Supreme Court Refuses To Hear TLC’s “Sister Wives” Polygamy Case

Supreme Court Refuses To Hear TLC's "Sister Wives" Polygamy Case


The Salt Lake Tribune reports:

The U.S. Supreme Court today declined to hear arguments from the husband and four wives who star in the television show “Sister Wives,” essentially affirming that polygamy remains a crime in Utah. The appeal by Kody, Meri, Janelle, Christine and Robyn Brown sought remove the penalties for a practice that has caused consternation in Utah since the first Mormon settlers arrived. But their case had been hampered by one problem — the Browns have never been prosecuted for bigamy.

They contended the law on the books and a 2010 investigation by Lehi police was enough to constitute discrimination. The bigamy statute, when read broadly, could be used to prosecute unmarried couples who live together. Yet the statute, which makes polygamy a felony punishable by up to five years in prison, has only ever been used to prosecute polygamists.
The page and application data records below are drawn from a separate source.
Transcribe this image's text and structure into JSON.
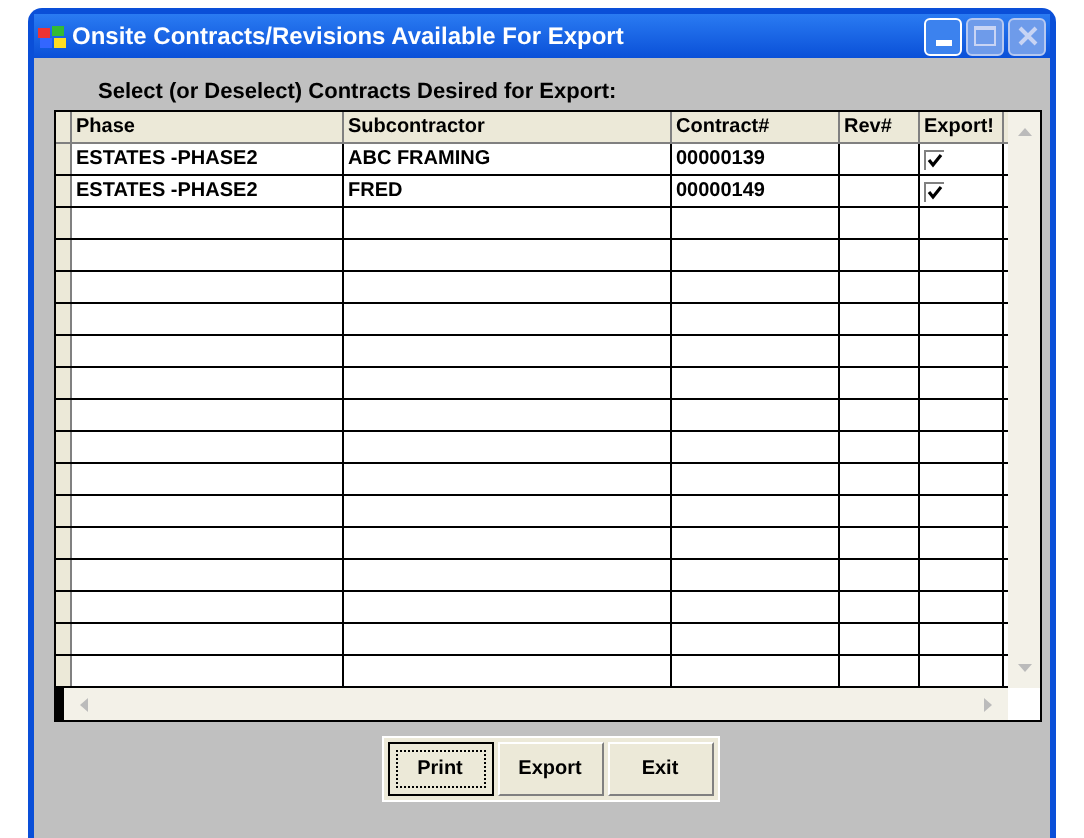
{
  "window": {
    "title": "Onsite Contracts/Revisions Available For Export"
  },
  "instruction": "Select (or Deselect) Contracts Desired for Export:",
  "table": {
    "columns": [
      "Phase",
      "Subcontractor",
      "Contract#",
      "Rev#",
      "Export!"
    ],
    "rows": [
      {
        "phase": "ESTATES -PHASE2",
        "subcontractor": "ABC  FRAMING",
        "contract": "00000139",
        "export": true
      },
      {
        "phase": "ESTATES -PHASE2",
        "subcontractor": "FRED",
        "contract": "00000149",
        "export": true
      }
    ]
  },
  "buttons": [
    {
      "label": "Print",
      "focused": true
    },
    {
      "label": "Export",
      "focused": false
    },
    {
      "label": "Exit",
      "focused": false
    }
  ]
}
In December 2013, federal Judge Clark Waddoups sided with the Browns and struck down the portion of Utah’s bigamy statute focused on polygamy. (A portion dealing with having, active multiple marriage licenses remains.) In April 2015, the appeals court in Denver overturned that ruling. In finding the Browns lacked standing to file a legal challenge, a three-judge panel considered a policy by the Utah County Attorney’s Office limiting polygamy prosecutions to cases which also include offenses like sexual abuse, fraud or underage marriage. Other county prosecutors and the Utah Attorney General’s Office have similar policies.
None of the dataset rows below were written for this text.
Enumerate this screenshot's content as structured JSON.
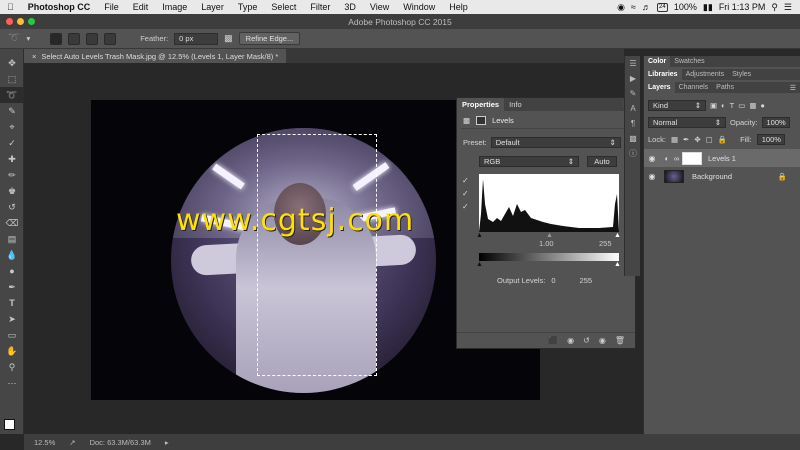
{
  "menubar": {
    "apple": "",
    "app": "Photoshop CC",
    "items": [
      "File",
      "Edit",
      "Image",
      "Layer",
      "Type",
      "Select",
      "Filter",
      "3D",
      "View",
      "Window",
      "Help"
    ],
    "battery": "100%",
    "day": "24",
    "clock": "Fri 1:13 PM"
  },
  "titlebar": {
    "title": "Adobe Photoshop CC 2015"
  },
  "options": {
    "feather_label": "Feather:",
    "feather_value": "0 px",
    "refine_label": "Refine Edge..."
  },
  "document": {
    "tab": "Select Auto Levels Trash Mask.jpg @ 12.5% (Levels 1, Layer Mask/8) *",
    "watermark": "www.cgtsj.com"
  },
  "properties": {
    "tabs": [
      "Properties",
      "Info"
    ],
    "title": "Levels",
    "preset_label": "Preset:",
    "preset_value": "Default",
    "channel": "RGB",
    "auto_label": "Auto",
    "input_mid": "1.00",
    "input_high": "255",
    "output_label": "Output Levels:",
    "output_low": "0",
    "output_high": "255"
  },
  "panels": {
    "top_tabs": [
      "Color",
      "Swatches"
    ],
    "mid_tabs": [
      "Libraries",
      "Adjustments",
      "Styles"
    ],
    "layer_tabs": [
      "Layers",
      "Channels",
      "Paths"
    ],
    "kind_label": "Kind",
    "blend_mode": "Normal",
    "opacity_label": "Opacity:",
    "opacity_value": "100%",
    "lock_label": "Lock:",
    "fill_label": "Fill:",
    "fill_value": "100%",
    "layers": [
      {
        "name": "Levels 1"
      },
      {
        "name": "Background"
      }
    ]
  },
  "status": {
    "zoom": "12.5%",
    "doc": "Doc: 63.3M/63.3M"
  }
}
The Brown’s argued that they believe the law unfairly targets them because of their religious views, which allows Kody to be “married” to all four women.

In their legal brief the Browns go as far as citing Obergefell v. Hodges, where the U.S. Supreme Court upheld the rights of same-sex couples to marry, the documents state, “From the rejection of morality legislation in Lawrence to the expansion of the protections of liberty interests in Obergefell, it is clear that states can no longer use criminal codes to coerce or punish those who choose to live in consensual but unpopular unions. This case is about criminalization of consensual relations and there are 21st century cases rather than 19th century cases that control Homosexuality was a crime for centuries in this and other countries. Adultery and fornication were long considered crimes.”
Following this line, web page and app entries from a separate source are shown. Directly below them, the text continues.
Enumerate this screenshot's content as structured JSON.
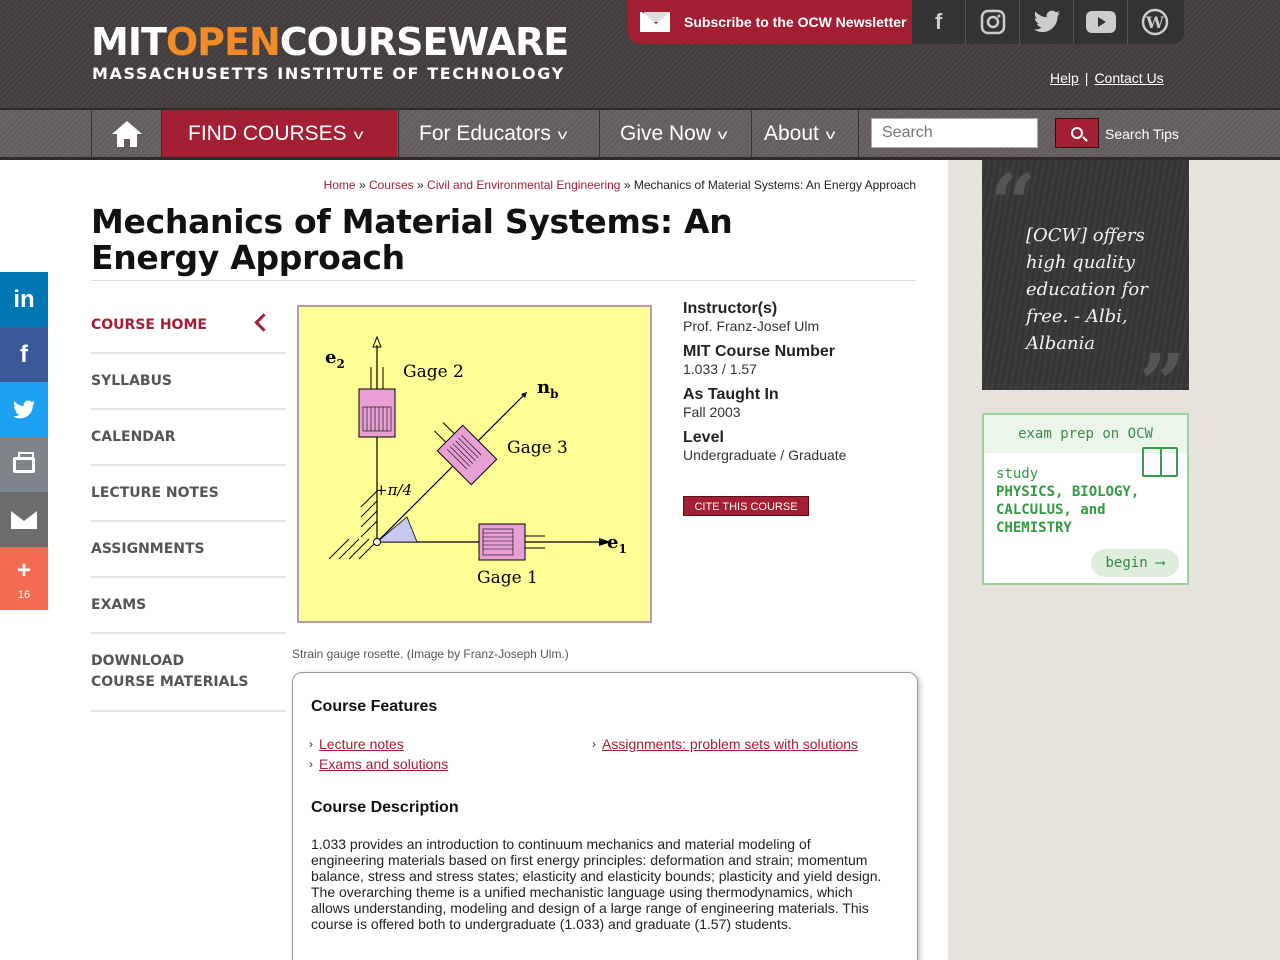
{
  "header": {
    "logo_mit": "MIT",
    "logo_open": "OPEN",
    "logo_courseware": "COURSEWARE",
    "logo_sub": "MASSACHUSETTS INSTITUTE OF TECHNOLOGY",
    "newsletter_label": "Subscribe to the OCW Newsletter",
    "socials": [
      "facebook-icon",
      "instagram-icon",
      "twitter-icon",
      "youtube-icon",
      "wordpress-icon"
    ],
    "help_link": "Help",
    "contact_link": "Contact Us"
  },
  "nav": {
    "find_courses": "FIND COURSES",
    "for_educators": "For Educators",
    "give_now": "Give Now",
    "about": "About",
    "search_placeholder": "Search",
    "search_tips": "Search Tips"
  },
  "breadcrumb": {
    "home": "Home",
    "courses": "Courses",
    "department": "Civil and Environmental Engineering",
    "current": "Mechanics of Material Systems: An Energy Approach",
    "sep": "»"
  },
  "page": {
    "title": "Mechanics of Material Systems: An Energy Approach"
  },
  "leftnav": {
    "items": [
      {
        "label": "COURSE HOME"
      },
      {
        "label": "SYLLABUS"
      },
      {
        "label": "CALENDAR"
      },
      {
        "label": "LECTURE NOTES"
      },
      {
        "label": "ASSIGNMENTS"
      },
      {
        "label": "EXAMS"
      },
      {
        "label": "DOWNLOAD COURSE MATERIALS"
      }
    ]
  },
  "figure": {
    "caption": "Strain gauge rosette. (Image by Franz-Joseph Ulm.)",
    "labels": {
      "e2": "e",
      "e2_sub": "2",
      "e1": "e",
      "e1_sub": "1",
      "nb": "n",
      "nb_sub": "b",
      "gage1": "Gage 1",
      "gage2": "Gage 2",
      "gage3": "Gage 3",
      "angle": "+π/4"
    },
    "colors": {
      "background": "#fefd96",
      "gage": "#e9a0d4"
    }
  },
  "info": {
    "instructors_label": "Instructor(s)",
    "instructors_value": "Prof. Franz-Josef Ulm",
    "number_label": "MIT Course Number",
    "number_value": "1.033 / 1.57",
    "taught_label": "As Taught In",
    "taught_value": "Fall 2003",
    "level_label": "Level",
    "level_value": "Undergraduate / Graduate",
    "cite_button": "CITE THIS COURSE"
  },
  "features": {
    "heading": "Course Features",
    "links": [
      "Lecture notes",
      "Assignments: problem sets with solutions",
      "Exams and solutions"
    ],
    "desc_heading": "Course Description",
    "description": "1.033 provides an introduction to continuum mechanics and material modeling of engineering materials based on first energy principles: deformation and strain; momentum balance, stress and stress states; elasticity and elasticity bounds; plasticity and yield design. The overarching theme is a unified mechanistic language using thermodynamics, which allows understanding, modeling and design of a large range of engineering materials. This course is offered both to undergraduate (1.033) and graduate (1.57) students."
  },
  "share": {
    "count": "16"
  },
  "sidebar": {
    "quote": "[OCW] offers high quality education for free. - Albi, Albania",
    "prep_head": "exam prep on OCW",
    "prep_study": "study",
    "prep_subjects": "PHYSICS, BIOLOGY, CALCULUS, and CHEMISTRY",
    "begin": "begin ⟶"
  },
  "colors": {
    "accent": "#a31f34",
    "orange": "#f28c28"
  }
}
Does anyone else remember when TLC was The Learning Channel and you actually learned things?  

Ahhhh. Those were the good days…..

What do you think?

This site uses Akismet to reduce spam. Learn how your comment data is processed.